> _EXERCISE DIRECTIONS_
Give the data below again exactly as written, without its pictures.

> _LISTED RECORDS_
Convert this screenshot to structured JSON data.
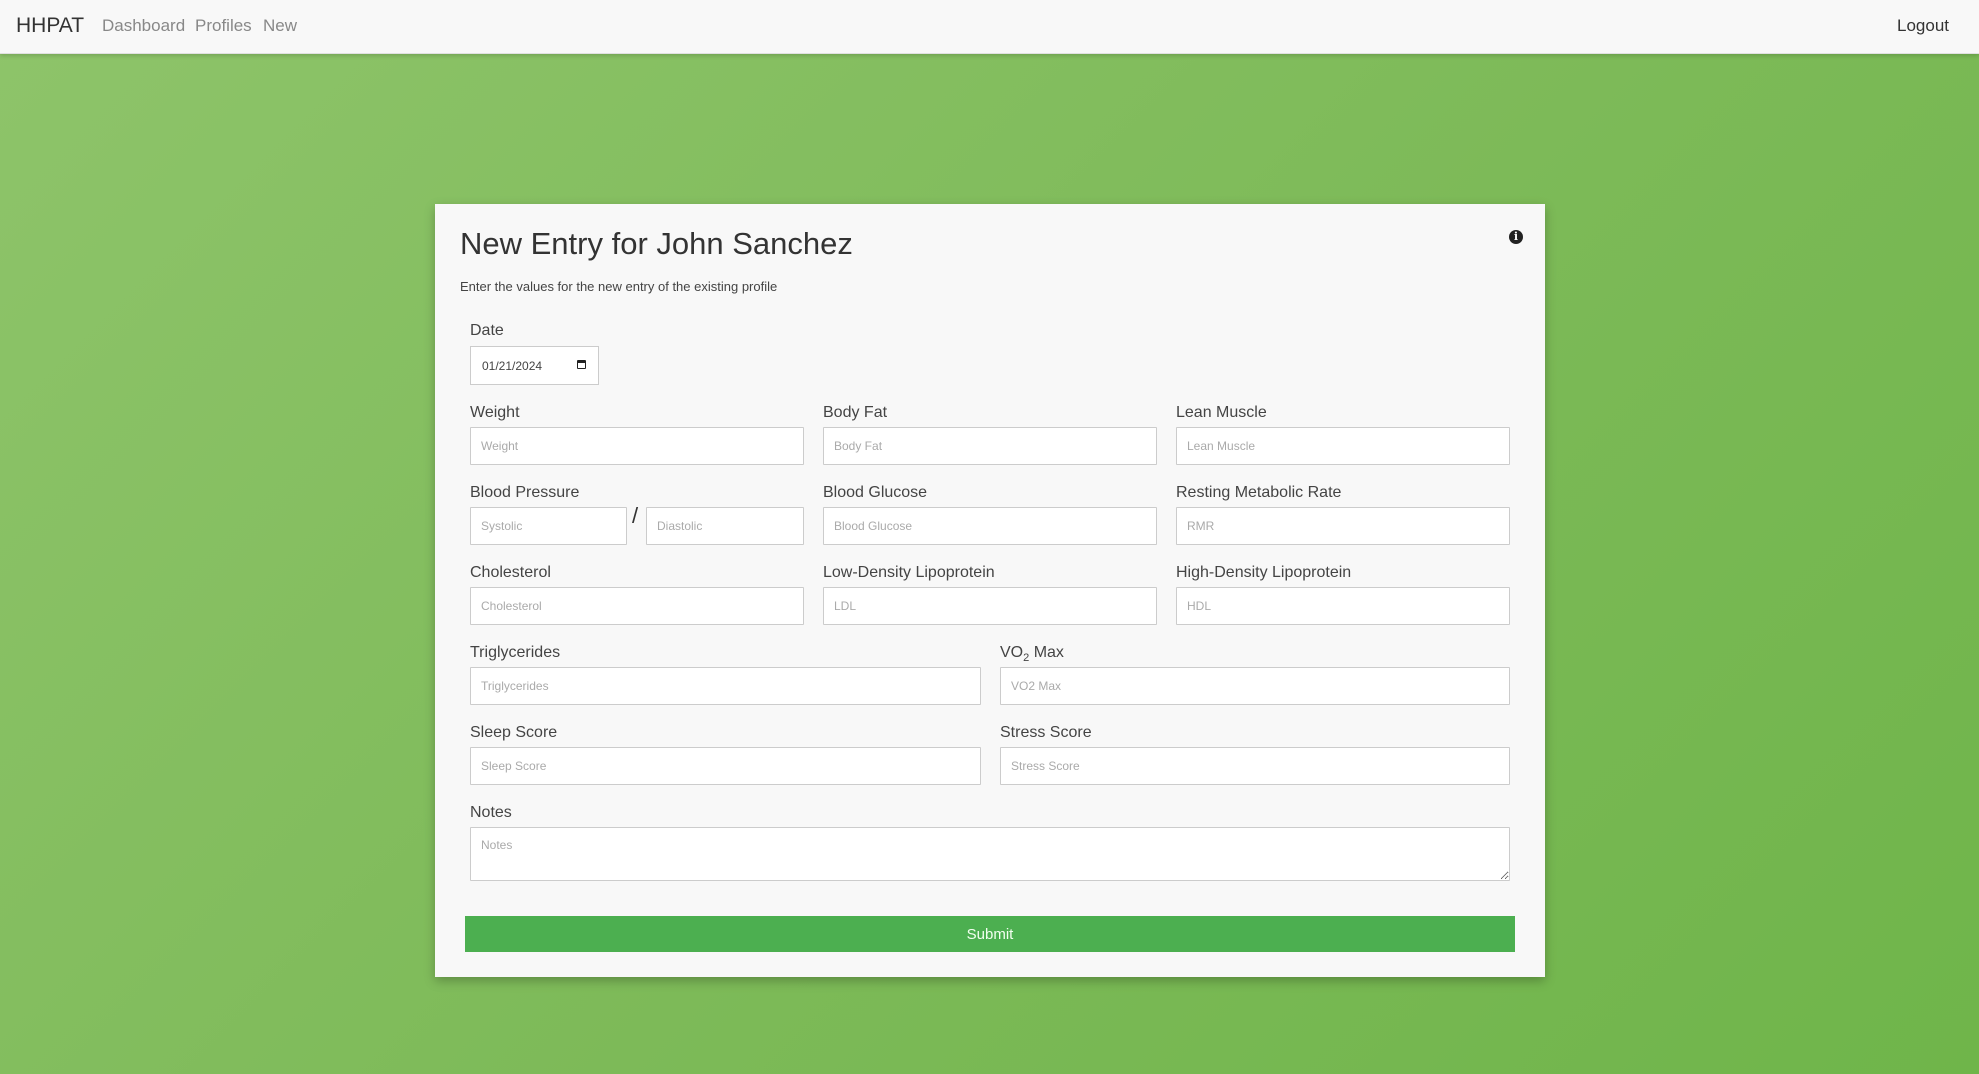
{
  "navbar": {
    "brand": "HHPAT",
    "links": [
      "Dashboard",
      "Profiles",
      "New"
    ],
    "logout": "Logout"
  },
  "form": {
    "title": "New Entry for John Sanchez",
    "subtitle": "Enter the values for the new entry of the existing profile",
    "info_icon": "info-circle-icon",
    "date": {
      "label": "Date",
      "value": "01/21/2024",
      "icon": "calendar-icon"
    },
    "weight": {
      "label": "Weight",
      "placeholder": "Weight"
    },
    "body_fat": {
      "label": "Body Fat",
      "placeholder": "Body Fat"
    },
    "lean_muscle": {
      "label": "Lean Muscle",
      "placeholder": "Lean Muscle"
    },
    "blood_pressure": {
      "label": "Blood Pressure",
      "systolic_placeholder": "Systolic",
      "separator": "/",
      "diastolic_placeholder": "Diastolic"
    },
    "blood_glucose": {
      "label": "Blood Glucose",
      "placeholder": "Blood Glucose"
    },
    "rmr": {
      "label": "Resting Metabolic Rate",
      "placeholder": "RMR"
    },
    "cholesterol": {
      "label": "Cholesterol",
      "placeholder": "Cholesterol"
    },
    "ldl": {
      "label": "Low-Density Lipoprotein",
      "placeholder": "LDL"
    },
    "hdl": {
      "label": "High-Density Lipoprotein",
      "placeholder": "HDL"
    },
    "triglycerides": {
      "label": "Triglycerides",
      "placeholder": "Triglycerides"
    },
    "vo2": {
      "label_prefix": "VO",
      "label_sub": "2",
      "label_suffix": " Max",
      "placeholder": "VO2 Max"
    },
    "sleep_score": {
      "label": "Sleep Score",
      "placeholder": "Sleep Score"
    },
    "stress_score": {
      "label": "Stress Score",
      "placeholder": "Stress Score"
    },
    "notes": {
      "label": "Notes",
      "placeholder": "Notes"
    },
    "submit_label": "Submit"
  },
  "colors": {
    "background": "#7dba58",
    "submit": "#4caf50",
    "card": "#f8f8f8"
  }
}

> _ANSWER TO THE EXERCISE_
Convert this screenshot to structured JSON data.
{
  "navbar": {
    "brand": "HHPAT",
    "links": [
      "Dashboard",
      "Profiles",
      "New"
    ],
    "logout": "Logout"
  },
  "form": {
    "title": "New Entry for John Sanchez",
    "subtitle": "Enter the values for the new entry of the existing profile",
    "info_icon": "info-circle-icon",
    "date": {
      "label": "Date",
      "value": "01/21/2024",
      "icon": "calendar-icon"
    },
    "weight": {
      "label": "Weight",
      "placeholder": "Weight"
    },
    "body_fat": {
      "label": "Body Fat",
      "placeholder": "Body Fat"
    },
    "lean_muscle": {
      "label": "Lean Muscle",
      "placeholder": "Lean Muscle"
    },
    "blood_pressure": {
      "label": "Blood Pressure",
      "systolic_placeholder": "Systolic",
      "separator": "/",
      "diastolic_placeholder": "Diastolic"
    },
    "blood_glucose": {
      "label": "Blood Glucose",
      "placeholder": "Blood Glucose"
    },
    "rmr": {
      "label": "Resting Metabolic Rate",
      "placeholder": "RMR"
    },
    "cholesterol": {
      "label": "Cholesterol",
      "placeholder": "Cholesterol"
    },
    "ldl": {
      "label": "Low-Density Lipoprotein",
      "placeholder": "LDL"
    },
    "hdl": {
      "label": "High-Density Lipoprotein",
      "placeholder": "HDL"
    },
    "triglycerides": {
      "label": "Triglycerides",
      "placeholder": "Triglycerides"
    },
    "vo2": {
      "label_prefix": "VO",
      "label_sub": "2",
      "label_suffix": " Max",
      "placeholder": "VO2 Max"
    },
    "sleep_score": {
      "label": "Sleep Score",
      "placeholder": "Sleep Score"
    },
    "stress_score": {
      "label": "Stress Score",
      "placeholder": "Stress Score"
    },
    "notes": {
      "label": "Notes",
      "placeholder": "Notes"
    },
    "submit_label": "Submit"
  },
  "colors": {
    "background": "#7dba58",
    "submit": "#4caf50",
    "card": "#f8f8f8"
  }
}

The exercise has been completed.